Jonathan M. Winer, Former United States (US) Special Envoy for Libya said that Abdoulaye Bathily, the new UN Envoy to Libya, “has no experience in Libyan affairs.”
In an opinion article published on the Middle East Institute website, Winer added that the 75-year-old Bathily is “not a Libya specialist or even an expert on North Africa, having spent his career primarily working on sub-Saharan African conflicts.”
The US diplomat noted that, “according to precedent, Bathily’s tenure as special envoy will entail meeting with various members of Libya’s political and military class.”
He said that Bathily “will likely get to know the figures who have spent the past decade alternately fighting and aligning with one another in their quest for advantage. He will also meet with the principal regional foreign actors who have played would-be kingmakers or peacemakers during this period, starting with Turkey and Egypt.”
“No doubt, such diplomatic round-robins with the myriad political, military, and economic figures, both domestic and international, who can or do play roles in Libya’s internecine conflict, could keep even the most industrious special envoy busy for months or even years. The question is: Will such work — listening and learning, cajoling and counseling, but never commanding — lead anywhere? History tells us that a special envoy who follows the well-mapped road paved by his/her predecessors more closely resembles the horse who knows the way home, instead of a trailblazer who can lead Libya beyond its decade-long impasse,” Winer stated.
Bathily’s relevant experience in Senegal includes service as a member of Parliament, a cabinet minister, a Presidential candidate, and a leader of the opposition. In the UN, he has been involved in efforts to stabilize Mali and build a path to reconciliation in the Central African Republic.

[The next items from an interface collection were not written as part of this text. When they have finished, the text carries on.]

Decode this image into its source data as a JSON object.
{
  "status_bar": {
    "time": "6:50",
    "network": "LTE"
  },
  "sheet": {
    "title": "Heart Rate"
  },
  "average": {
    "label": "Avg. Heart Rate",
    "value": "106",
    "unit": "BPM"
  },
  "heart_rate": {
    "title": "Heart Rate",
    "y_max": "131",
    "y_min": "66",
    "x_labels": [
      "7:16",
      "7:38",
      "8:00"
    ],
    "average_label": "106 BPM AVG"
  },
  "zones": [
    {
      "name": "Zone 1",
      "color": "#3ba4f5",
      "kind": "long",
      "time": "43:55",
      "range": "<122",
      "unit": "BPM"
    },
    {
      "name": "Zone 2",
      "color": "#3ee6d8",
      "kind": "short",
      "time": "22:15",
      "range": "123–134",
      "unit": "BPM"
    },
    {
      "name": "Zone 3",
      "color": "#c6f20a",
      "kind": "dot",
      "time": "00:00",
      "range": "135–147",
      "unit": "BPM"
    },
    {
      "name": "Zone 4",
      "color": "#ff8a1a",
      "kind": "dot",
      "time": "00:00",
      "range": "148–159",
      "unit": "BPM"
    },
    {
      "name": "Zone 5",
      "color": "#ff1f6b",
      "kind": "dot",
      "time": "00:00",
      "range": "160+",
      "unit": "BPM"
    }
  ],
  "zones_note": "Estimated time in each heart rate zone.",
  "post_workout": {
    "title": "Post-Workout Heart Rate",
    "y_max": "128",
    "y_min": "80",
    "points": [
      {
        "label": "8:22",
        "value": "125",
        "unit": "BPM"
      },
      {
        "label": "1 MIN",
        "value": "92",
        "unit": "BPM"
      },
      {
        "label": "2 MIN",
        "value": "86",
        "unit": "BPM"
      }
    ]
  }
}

“Therefore, neither the consequences of unresolved grievances nor the politics of greed will be new to him. The Security Council gave him its blessing after rejecting a number of other candidates who were all deemed unacceptable to one or more of the body’s five permanent representatives,” he concluded.